* Blessing, Russell, Sebastian, Antonia, Brody, Sam. (2017). Flood Risk Delineation in the U.S.: How much loss are we capturing? Natural Hazards Review 18(3), 04017002.
* Blessing, Russell, Brody, S.D., Highfield, W.E. (2019). Valuing Floodplain Protection and Avoidance in a Coastal Watershed. Disasters 43(4), 906-925.
* Brody, S. D., Zahran, S., Highfield, W. E., Bernhardt, S. P., & Vedlitz, A. (2009). Policy learning for flood mitigation: a longitudinal assessment of the community rating system in Florida. Risk Analysis: An International Journal, 29(6), 912-929.
* Brody, S.D., Highfield, W.E., and Kang, J.E. (2011). Rising Waters: The Causes and Consequences of Flooding in the United States. Cambridge, UK: Cambridge University Press.

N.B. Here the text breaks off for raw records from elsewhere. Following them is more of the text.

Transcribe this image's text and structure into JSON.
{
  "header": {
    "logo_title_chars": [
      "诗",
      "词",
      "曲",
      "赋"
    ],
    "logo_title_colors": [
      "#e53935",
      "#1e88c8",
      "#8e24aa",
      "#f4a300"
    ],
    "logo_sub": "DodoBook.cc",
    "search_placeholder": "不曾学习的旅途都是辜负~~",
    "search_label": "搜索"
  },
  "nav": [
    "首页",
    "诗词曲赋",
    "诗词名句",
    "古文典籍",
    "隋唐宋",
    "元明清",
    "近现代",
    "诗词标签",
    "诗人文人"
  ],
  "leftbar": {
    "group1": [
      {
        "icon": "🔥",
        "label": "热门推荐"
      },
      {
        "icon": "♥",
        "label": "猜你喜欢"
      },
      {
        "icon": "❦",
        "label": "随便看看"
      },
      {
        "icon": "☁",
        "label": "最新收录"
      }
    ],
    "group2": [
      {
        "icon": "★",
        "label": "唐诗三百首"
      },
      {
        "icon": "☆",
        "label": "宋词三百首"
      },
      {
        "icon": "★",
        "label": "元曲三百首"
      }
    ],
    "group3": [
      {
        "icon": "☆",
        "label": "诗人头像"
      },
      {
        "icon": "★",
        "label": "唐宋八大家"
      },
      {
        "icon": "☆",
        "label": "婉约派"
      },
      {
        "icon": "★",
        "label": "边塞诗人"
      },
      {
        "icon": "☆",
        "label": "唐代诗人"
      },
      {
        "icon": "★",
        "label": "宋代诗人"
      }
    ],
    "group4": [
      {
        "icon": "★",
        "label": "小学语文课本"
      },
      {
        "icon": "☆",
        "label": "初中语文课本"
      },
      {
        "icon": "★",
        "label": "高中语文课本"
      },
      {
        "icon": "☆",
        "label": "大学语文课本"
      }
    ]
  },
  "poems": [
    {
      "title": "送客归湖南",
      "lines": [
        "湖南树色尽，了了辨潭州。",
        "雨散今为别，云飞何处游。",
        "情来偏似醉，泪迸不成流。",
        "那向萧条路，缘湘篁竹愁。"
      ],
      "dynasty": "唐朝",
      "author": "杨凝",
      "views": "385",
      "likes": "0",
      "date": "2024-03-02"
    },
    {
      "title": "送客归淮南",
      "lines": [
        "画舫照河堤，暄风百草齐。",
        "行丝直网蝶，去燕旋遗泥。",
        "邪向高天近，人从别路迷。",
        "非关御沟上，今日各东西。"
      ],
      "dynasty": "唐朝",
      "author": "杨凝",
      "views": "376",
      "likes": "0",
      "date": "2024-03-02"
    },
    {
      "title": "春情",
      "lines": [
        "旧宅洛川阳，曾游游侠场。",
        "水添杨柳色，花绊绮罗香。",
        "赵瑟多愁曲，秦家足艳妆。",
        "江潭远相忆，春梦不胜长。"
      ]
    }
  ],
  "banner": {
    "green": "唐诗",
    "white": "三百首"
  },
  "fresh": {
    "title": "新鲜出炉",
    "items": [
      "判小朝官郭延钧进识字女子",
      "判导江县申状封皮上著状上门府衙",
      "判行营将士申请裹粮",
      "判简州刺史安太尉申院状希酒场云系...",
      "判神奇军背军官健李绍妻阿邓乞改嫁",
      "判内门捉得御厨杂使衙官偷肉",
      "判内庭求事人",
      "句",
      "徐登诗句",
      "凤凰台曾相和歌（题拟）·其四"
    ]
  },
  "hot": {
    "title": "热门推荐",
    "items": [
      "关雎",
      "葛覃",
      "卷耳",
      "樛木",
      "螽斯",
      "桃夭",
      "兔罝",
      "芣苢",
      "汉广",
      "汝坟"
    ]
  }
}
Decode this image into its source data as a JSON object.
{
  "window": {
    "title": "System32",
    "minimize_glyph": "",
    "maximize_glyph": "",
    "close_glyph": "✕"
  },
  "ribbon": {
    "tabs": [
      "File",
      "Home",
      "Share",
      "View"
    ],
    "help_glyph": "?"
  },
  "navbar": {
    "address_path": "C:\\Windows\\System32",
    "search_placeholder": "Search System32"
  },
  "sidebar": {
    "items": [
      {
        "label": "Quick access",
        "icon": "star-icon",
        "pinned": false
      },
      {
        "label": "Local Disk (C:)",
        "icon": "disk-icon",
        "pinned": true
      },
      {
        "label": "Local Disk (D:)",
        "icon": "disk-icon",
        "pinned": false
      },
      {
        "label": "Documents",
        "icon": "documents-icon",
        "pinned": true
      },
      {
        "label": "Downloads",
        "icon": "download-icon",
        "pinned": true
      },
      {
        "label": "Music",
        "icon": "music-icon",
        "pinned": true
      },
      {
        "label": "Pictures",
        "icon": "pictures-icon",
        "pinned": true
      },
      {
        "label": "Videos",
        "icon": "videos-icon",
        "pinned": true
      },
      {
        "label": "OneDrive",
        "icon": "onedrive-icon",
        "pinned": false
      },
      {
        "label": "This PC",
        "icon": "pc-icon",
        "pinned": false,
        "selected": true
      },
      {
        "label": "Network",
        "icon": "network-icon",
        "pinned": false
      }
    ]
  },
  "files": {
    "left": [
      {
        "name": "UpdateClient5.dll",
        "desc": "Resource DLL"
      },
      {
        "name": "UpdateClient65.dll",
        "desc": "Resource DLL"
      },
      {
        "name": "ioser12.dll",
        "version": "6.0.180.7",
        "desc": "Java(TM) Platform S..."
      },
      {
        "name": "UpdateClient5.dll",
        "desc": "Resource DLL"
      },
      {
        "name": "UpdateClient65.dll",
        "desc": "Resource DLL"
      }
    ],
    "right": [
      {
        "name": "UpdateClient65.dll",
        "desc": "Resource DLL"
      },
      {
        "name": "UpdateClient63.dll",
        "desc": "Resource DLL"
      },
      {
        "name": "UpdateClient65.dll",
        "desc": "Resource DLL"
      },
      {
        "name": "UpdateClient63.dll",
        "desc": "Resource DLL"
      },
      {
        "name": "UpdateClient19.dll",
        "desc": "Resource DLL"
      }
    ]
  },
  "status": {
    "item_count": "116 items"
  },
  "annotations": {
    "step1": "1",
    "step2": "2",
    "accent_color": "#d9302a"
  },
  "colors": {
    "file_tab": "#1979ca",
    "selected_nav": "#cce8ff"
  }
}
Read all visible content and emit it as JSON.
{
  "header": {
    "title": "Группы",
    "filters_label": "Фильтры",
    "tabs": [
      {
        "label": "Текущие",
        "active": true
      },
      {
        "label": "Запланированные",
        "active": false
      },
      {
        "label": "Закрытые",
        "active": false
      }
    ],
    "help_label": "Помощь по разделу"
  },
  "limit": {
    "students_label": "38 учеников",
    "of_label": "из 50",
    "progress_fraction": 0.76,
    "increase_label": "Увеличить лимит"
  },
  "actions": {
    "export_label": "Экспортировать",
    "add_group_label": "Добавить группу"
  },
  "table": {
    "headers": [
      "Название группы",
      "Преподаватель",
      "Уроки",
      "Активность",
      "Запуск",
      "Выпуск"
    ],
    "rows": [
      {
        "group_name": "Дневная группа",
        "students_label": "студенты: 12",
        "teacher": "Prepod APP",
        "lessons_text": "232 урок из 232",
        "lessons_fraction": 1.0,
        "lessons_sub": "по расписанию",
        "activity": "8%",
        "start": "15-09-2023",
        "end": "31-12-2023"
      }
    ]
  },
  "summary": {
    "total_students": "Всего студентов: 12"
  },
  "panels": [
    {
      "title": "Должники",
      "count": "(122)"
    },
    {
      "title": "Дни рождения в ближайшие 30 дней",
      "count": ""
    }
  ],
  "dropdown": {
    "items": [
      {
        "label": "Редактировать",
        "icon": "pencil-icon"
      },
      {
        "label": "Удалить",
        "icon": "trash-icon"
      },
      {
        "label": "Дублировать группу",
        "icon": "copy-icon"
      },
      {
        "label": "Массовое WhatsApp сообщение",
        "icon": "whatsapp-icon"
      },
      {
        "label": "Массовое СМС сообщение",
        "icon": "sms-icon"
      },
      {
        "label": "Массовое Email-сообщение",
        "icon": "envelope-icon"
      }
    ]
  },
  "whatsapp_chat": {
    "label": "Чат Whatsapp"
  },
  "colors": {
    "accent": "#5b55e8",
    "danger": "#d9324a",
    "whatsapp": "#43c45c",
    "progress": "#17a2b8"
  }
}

* Brody, Samuel D., Highfield, W.E., Merrell, W., and Lee, Y (2019). Recovery Versus Protection-Based Approaches to Flood Risk Reduction: Working Towards a Framework for More Effective Mitigation in the United States. In M. Lindell (Ed), The Routledge Handbook of Urban Disaster Resilience: Integrating Mitigation, Preparedness, and Recovery Planning, 1st Edition. New York: Routledge.
* Brody, S., Highfield, W. E., & Blessing, R. (2022). The role of insurance in facilitating economic recovery from floods. In Brody, Lee, Kothuis (eds.), Coastal Flood Risk Reduction (pp. 109-118). Amsterdam: Elsevier. Governor's Commission to Rebuild Texas (GCRT). 2018. Eye of the Storm. College Station, TX: Texas A&M University System.
* Federal Emergency Management Agency (2017) National Flood Insurance Program Community Rating System Coordinator's Manual. FIA-15/2017. Washington, DC: FEMA.
* Highfield, W., Brody, S.D. (2013). Evaluating the Effectiveness of Local Mitigation Activities in Reducing Flood Losses. Natural Hazards Review 14(4), 229-236.
* Rainey, J. L., Brody, S. D., Galloway, G. E., & Highfield, W. E. (2021). Assessment of the growing threat of urban flooding: a case study of a national survey. Urban Water Journal, 18(5), 375-381.
* UMD/TAMUG. (2018). The growing threat of urban flooding: A national challenge. College Park and Galveston: University of Maryland and Texas A&M University.
* U.S. Interagency Floodplain Management Review Committee. Federal Interagency Floodplain Management Task Force. (1994). Sharing the challenge: floodplain management into the 21st century: report of the Interagency Floodplain Management Review Committee to the Administration Floodplain Management Task Force. Washington, DC: U.S. Government Printing Office.